Callaway superstar Malik Newman scored 90 points in one day of the JPS/Pepsi Holiday Tournament Monday. That’s right: 90, as in ninety.
Newman scored 40 in the afternoon semifinals, 50 in the finals at Forest Hill to help Callaway win the championship. Kentucky coach John Calipari watched the finals.
At first glance, you might reasonably presume that would be some kind of Mississippi state high school record.
But you would be wrong.
Mississippi Sports Hall of Famer Doug Hutton would never tell you this because he is one of the most humble men on the planet, but Hutton had a day even better than Malik’s.
This was back in 1960, before the 3-point line and before the Mississippi high school basketball championships moved to Mississippi Coliseum. Heck, this was two years before there was a Mississippi Coliseum.
Back then, the state championships were played at old City Auditorium and the semifinals were played in the afternoon and the finals later that night.
Hutton, a three-sport star at Clinton, scored 47 in the semifinals to lead Clinton past Philadelphia. Then, that night, he scored 54 when Clinton beat Florence for the state title. That’s 101 points in a single day’s work, if you’re keeping score. He set a state tournament scoring record in the semifinals and then broke it in the finals.
There’s no telling how many points Hutton would have scored had there been a 3-point line. As Hutton, now 72 and retired in Clinton, puts it: “A lot of my shots were from beyond the top of the key.”
Hutton had averaged 22 points per game during the regular season and had scored a high of 42.
“We had some other guys who were really good players,” Hutton says. “But for some reason, they didn’t want to shoot that day and the ball just kept coming to me.”
While Newman is recruited nationwide, Hutton had received little interest. At 5 feet, 10 inches, he was considered too short by many.
He had received interest from Vanderbilt and several Louisiana schools, but powerhouse Mississippi State, coached by Hall of Famer Babe McCarthy, had not showed any interest at all. That’s where Hutton wanted to go.
Babe, himself, was there for both the semifinals and finals. After the semis, McCarthy told Hutton’s brother, Freddie, he wanted to talk to Doug. After the finals, he did. The Babe offered Hutton a scholarship that night.
The next day, Hutton signed. He would become a key player on some of the greatest State teams in history, the point guard on two SEC Championship teams.
Besides that, he was a championship sprinter on the track team and an accomplished pitcher on the baseball team, one of the greatest all-around athletes in MSU history.
At 72, he routinely shoots his age in golf. Put him on the senior tees and he becomes a birdie machine.
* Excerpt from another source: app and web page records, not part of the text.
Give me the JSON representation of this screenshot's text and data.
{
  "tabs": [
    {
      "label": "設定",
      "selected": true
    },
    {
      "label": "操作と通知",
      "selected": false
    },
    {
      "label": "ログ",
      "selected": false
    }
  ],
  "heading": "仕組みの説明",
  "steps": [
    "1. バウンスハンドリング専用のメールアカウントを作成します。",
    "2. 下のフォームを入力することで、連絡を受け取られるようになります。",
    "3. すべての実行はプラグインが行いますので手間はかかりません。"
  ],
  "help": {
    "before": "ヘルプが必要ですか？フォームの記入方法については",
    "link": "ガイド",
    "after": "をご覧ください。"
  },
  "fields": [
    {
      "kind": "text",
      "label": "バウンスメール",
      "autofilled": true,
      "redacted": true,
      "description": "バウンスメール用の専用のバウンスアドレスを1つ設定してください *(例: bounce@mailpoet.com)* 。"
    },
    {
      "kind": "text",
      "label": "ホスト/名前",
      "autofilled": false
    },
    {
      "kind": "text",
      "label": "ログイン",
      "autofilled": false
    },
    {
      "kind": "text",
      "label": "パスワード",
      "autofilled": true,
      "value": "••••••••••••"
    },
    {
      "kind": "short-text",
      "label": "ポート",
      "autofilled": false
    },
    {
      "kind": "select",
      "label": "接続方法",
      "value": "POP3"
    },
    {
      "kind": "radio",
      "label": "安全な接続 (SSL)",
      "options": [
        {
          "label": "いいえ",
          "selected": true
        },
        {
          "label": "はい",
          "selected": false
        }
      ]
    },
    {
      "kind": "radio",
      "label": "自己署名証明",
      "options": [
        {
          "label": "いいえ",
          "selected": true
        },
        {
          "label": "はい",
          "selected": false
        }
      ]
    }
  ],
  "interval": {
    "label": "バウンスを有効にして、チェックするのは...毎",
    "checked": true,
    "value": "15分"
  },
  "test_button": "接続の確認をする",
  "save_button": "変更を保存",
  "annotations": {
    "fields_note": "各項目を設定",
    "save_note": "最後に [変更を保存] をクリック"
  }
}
And, yes, Hutton says, a lot of people still bring up that remarkable day and night at City Auditorium.
Says Hutton, “That place wasn’t big enough to hold all the people who say they were there.”